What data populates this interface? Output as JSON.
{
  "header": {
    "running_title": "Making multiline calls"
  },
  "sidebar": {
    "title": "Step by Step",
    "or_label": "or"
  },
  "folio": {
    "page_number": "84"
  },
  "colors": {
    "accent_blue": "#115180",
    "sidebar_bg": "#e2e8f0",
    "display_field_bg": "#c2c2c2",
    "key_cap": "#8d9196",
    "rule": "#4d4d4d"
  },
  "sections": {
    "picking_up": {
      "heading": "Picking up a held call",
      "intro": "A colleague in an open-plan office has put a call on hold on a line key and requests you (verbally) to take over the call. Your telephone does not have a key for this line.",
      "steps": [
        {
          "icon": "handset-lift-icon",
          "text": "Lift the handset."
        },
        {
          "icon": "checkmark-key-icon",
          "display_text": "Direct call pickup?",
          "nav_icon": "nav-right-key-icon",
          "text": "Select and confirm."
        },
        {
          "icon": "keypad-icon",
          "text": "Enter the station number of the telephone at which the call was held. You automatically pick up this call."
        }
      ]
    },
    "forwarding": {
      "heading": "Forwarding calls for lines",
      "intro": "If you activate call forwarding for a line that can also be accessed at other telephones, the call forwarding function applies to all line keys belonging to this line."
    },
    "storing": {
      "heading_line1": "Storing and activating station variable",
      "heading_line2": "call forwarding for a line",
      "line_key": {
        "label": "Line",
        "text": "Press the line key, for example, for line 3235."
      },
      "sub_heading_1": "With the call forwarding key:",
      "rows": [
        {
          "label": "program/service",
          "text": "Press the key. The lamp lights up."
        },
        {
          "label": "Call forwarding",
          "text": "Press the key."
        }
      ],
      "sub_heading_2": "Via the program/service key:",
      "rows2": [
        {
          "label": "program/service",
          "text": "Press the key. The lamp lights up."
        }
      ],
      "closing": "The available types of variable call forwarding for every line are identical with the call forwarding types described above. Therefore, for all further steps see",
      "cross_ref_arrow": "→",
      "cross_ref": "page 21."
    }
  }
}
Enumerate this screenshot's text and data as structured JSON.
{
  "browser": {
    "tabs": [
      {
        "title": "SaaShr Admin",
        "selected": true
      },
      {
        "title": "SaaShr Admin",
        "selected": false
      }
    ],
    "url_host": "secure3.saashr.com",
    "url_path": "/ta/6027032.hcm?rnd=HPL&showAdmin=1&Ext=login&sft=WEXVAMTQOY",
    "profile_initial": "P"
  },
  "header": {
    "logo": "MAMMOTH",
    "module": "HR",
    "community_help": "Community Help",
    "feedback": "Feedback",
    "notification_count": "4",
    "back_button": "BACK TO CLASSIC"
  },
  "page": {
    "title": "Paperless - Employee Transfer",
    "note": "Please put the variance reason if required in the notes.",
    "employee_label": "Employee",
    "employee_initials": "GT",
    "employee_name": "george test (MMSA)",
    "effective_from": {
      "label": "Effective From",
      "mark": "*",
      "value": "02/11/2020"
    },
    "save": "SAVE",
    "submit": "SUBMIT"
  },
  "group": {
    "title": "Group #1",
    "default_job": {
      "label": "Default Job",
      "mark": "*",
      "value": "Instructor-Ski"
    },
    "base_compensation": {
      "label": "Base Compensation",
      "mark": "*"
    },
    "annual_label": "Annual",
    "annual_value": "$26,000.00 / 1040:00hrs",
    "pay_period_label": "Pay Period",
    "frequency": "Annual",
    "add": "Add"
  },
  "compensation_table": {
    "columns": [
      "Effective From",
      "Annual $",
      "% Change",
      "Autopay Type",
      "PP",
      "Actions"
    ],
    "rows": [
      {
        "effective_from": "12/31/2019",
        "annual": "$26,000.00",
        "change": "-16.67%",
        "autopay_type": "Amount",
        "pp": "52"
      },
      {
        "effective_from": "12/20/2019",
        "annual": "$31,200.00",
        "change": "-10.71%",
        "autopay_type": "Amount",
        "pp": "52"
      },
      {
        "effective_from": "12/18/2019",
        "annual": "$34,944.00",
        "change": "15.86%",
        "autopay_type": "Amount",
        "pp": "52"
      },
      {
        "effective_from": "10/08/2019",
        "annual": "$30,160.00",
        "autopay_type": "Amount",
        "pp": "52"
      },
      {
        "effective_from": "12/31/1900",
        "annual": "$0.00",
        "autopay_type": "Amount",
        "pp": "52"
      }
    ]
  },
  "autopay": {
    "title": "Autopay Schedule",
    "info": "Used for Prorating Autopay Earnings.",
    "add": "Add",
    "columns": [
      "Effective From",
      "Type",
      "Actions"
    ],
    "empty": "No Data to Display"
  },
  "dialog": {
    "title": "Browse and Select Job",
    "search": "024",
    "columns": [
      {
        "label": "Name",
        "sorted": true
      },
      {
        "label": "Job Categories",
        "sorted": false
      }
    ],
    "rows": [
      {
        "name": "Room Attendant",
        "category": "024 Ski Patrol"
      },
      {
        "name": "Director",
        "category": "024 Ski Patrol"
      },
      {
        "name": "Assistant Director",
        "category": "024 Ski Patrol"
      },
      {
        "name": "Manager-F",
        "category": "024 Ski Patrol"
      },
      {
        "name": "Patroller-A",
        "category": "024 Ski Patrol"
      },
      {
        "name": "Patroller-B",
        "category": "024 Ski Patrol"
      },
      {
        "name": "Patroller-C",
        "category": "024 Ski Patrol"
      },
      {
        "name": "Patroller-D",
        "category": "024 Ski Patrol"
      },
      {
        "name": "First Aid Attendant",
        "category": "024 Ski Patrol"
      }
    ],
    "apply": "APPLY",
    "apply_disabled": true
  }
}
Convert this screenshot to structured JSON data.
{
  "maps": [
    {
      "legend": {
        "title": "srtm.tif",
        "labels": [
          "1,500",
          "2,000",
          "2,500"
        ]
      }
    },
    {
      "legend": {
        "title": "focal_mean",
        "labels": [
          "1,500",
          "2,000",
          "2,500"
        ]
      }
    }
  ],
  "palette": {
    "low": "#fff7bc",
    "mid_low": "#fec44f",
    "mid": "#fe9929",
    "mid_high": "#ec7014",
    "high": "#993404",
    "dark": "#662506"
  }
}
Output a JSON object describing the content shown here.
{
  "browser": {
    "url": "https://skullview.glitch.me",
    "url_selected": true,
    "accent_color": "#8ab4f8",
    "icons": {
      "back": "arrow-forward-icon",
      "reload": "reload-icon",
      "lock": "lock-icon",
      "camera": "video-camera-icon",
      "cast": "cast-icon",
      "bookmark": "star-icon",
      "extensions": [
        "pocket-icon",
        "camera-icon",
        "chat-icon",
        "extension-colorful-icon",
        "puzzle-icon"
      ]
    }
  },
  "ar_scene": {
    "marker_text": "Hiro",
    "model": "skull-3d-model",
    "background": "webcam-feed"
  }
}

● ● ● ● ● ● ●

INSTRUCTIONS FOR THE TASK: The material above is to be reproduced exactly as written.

ANSWER TO THIS PROBLEM:
What data populates this interface? Output as JSON.
{
  "header": {
    "running_title": "Making multiline calls"
  },
  "sidebar": {
    "title": "Step by Step",
    "or_label": "or"
  },
  "folio": {
    "page_number": "84"
  },
  "colors": {
    "accent_blue": "#115180",
    "sidebar_bg": "#e2e8f0",
    "display_field_bg": "#c2c2c2",
    "key_cap": "#8d9196",
    "rule": "#4d4d4d"
  },
  "sections": {
    "picking_up": {
      "heading": "Picking up a held call",
      "intro": "A colleague in an open-plan office has put a call on hold on a line key and requests you (verbally) to take over the call. Your telephone does not have a key for this line.",
      "steps": [
        {
          "icon": "handset-lift-icon",
          "text": "Lift the handset."
        },
        {
          "icon": "checkmark-key-icon",
          "display_text": "Direct call pickup?",
          "nav_icon": "nav-right-key-icon",
          "text": "Select and confirm."
        },
        {
          "icon": "keypad-icon",
          "text": "Enter the station number of the telephone at which the call was held. You automatically pick up this call."
        }
      ]
    },
    "forwarding": {
      "heading": "Forwarding calls for lines",
      "intro": "If you activate call forwarding for a line that can also be accessed at other telephones, the call forwarding function applies to all line keys belonging to this line."
    },
    "storing": {
      "heading_line1": "Storing and activating station variable",
      "heading_line2": "call forwarding for a line",
      "line_key": {
        "label": "Line",
        "text": "Press the line key, for example, for line 3235."
      },
      "sub_heading_1": "With the call forwarding key:",
      "rows": [
        {
          "label": "program/service",
          "text": "Press the key. The lamp lights up."
        },
        {
          "label": "Call forwarding",
          "text": "Press the key."
        }
      ],
      "sub_heading_2": "Via the program/service key:",
      "rows2": [
        {
          "label": "program/service",
          "text": "Press the key. The lamp lights up."
        }
      ],
      "closing": "The available types of variable call forwarding for every line are identical with the call forwarding types described above. Therefore, for all further steps see",
      "cross_ref_arrow": "→",
      "cross_ref": "page 21."
    }
  }
}
Enumerate this screenshot's text and data as structured JSON.
{
  "browser": {
    "tabs": [
      {
        "title": "SaaShr Admin",
        "selected": true
      },
      {
        "title": "SaaShr Admin",
        "selected": false
      }
    ],
    "url_host": "secure3.saashr.com",
    "url_path": "/ta/6027032.hcm?rnd=HPL&showAdmin=1&Ext=login&sft=WEXVAMTQOY",
    "profile_initial": "P"
  },
  "header": {
    "logo": "MAMMOTH",
    "module": "HR",
    "community_help": "Community Help",
    "feedback": "Feedback",
    "notification_count": "4",
    "back_button": "BACK TO CLASSIC"
  },
  "page": {
    "title": "Paperless - Employee Transfer",
    "note": "Please put the variance reason if required in the notes.",
    "employee_label": "Employee",
    "employee_initials": "GT",
    "employee_name": "george test (MMSA)",
    "effective_from": {
      "label": "Effective From",
      "mark": "*",
      "value": "02/11/2020"
    },
    "save": "SAVE",
    "submit": "SUBMIT"
  },
  "group": {
    "title": "Group #1",
    "default_job": {
      "label": "Default Job",
      "mark": "*",
      "value": "Instructor-Ski"
    },
    "base_compensation": {
      "label": "Base Compensation",
      "mark": "*"
    },
    "annual_label": "Annual",
    "annual_value": "$26,000.00 / 1040:00hrs",
    "pay_period_label": "Pay Period",
    "frequency": "Annual",
    "add": "Add"
  },
  "compensation_table": {
    "columns": [
      "Effective From",
      "Annual $",
      "% Change",
      "Autopay Type",
      "PP",
      "Actions"
    ],
    "rows": [
      {
        "effective_from": "12/31/2019",
        "annual": "$26,000.00",
        "change": "-16.67%",
        "autopay_type": "Amount",
        "pp": "52"
      },
      {
        "effective_from": "12/20/2019",
        "annual": "$31,200.00",
        "change": "-10.71%",
        "autopay_type": "Amount",
        "pp": "52"
      },
      {
        "effective_from": "12/18/2019",
        "annual": "$34,944.00",
        "change": "15.86%",
        "autopay_type": "Amount",
        "pp": "52"
      },
      {
        "effective_from": "10/08/2019",
        "annual": "$30,160.00",
        "autopay_type": "Amount",
        "pp": "52"
      },
      {
        "effective_from": "12/31/1900",
        "annual": "$0.00",
        "autopay_type": "Amount",
        "pp": "52"
      }
    ]
  },
  "autopay": {
    "title": "Autopay Schedule",
    "info": "Used for Prorating Autopay Earnings.",
    "add": "Add",
    "columns": [
      "Effective From",
      "Type",
      "Actions"
    ],
    "empty": "No Data to Display"
  },
  "dialog": {
    "title": "Browse and Select Job",
    "search": "024",
    "columns": [
      {
        "label": "Name",
        "sorted": true
      },
      {
        "label": "Job Categories",
        "sorted": false
      }
    ],
    "rows": [
      {
        "name": "Room Attendant",
        "category": "024 Ski Patrol"
      },
      {
        "name": "Director",
        "category": "024 Ski Patrol"
      },
      {
        "name": "Assistant Director",
        "category": "024 Ski Patrol"
      },
      {
        "name": "Manager-F",
        "category": "024 Ski Patrol"
      },
      {
        "name": "Patroller-A",
        "category": "024 Ski Patrol"
      },
      {
        "name": "Patroller-B",
        "category": "024 Ski Patrol"
      },
      {
        "name": "Patroller-C",
        "category": "024 Ski Patrol"
      },
      {
        "name": "Patroller-D",
        "category": "024 Ski Patrol"
      },
      {
        "name": "First Aid Attendant",
        "category": "024 Ski Patrol"
      }
    ],
    "apply": "APPLY",
    "apply_disabled": true
  }
}
Convert this screenshot to structured JSON data.
{
  "maps": [
    {
      "legend": {
        "title": "srtm.tif",
        "labels": [
          "1,500",
          "2,000",
          "2,500"
        ]
      }
    },
    {
      "legend": {
        "title": "focal_mean",
        "labels": [
          "1,500",
          "2,000",
          "2,500"
        ]
      }
    }
  ],
  "palette": {
    "low": "#fff7bc",
    "mid_low": "#fec44f",
    "mid": "#fe9929",
    "mid_high": "#ec7014",
    "high": "#993404",
    "dark": "#662506"
  }
}
Output a JSON object describing the content shown here.
{
  "browser": {
    "url": "https://skullview.glitch.me",
    "url_selected": true,
    "accent_color": "#8ab4f8",
    "icons": {
      "back": "arrow-forward-icon",
      "reload": "reload-icon",
      "lock": "lock-icon",
      "camera": "video-camera-icon",
      "cast": "cast-icon",
      "bookmark": "star-icon",
      "extensions": [
        "pocket-icon",
        "camera-icon",
        "chat-icon",
        "extension-colorful-icon",
        "puzzle-icon"
      ]
    }
  },
  "ar_scene": {
    "marker_text": "Hiro",
    "model": "skull-3d-model",
    "background": "webcam-feed"
  }
}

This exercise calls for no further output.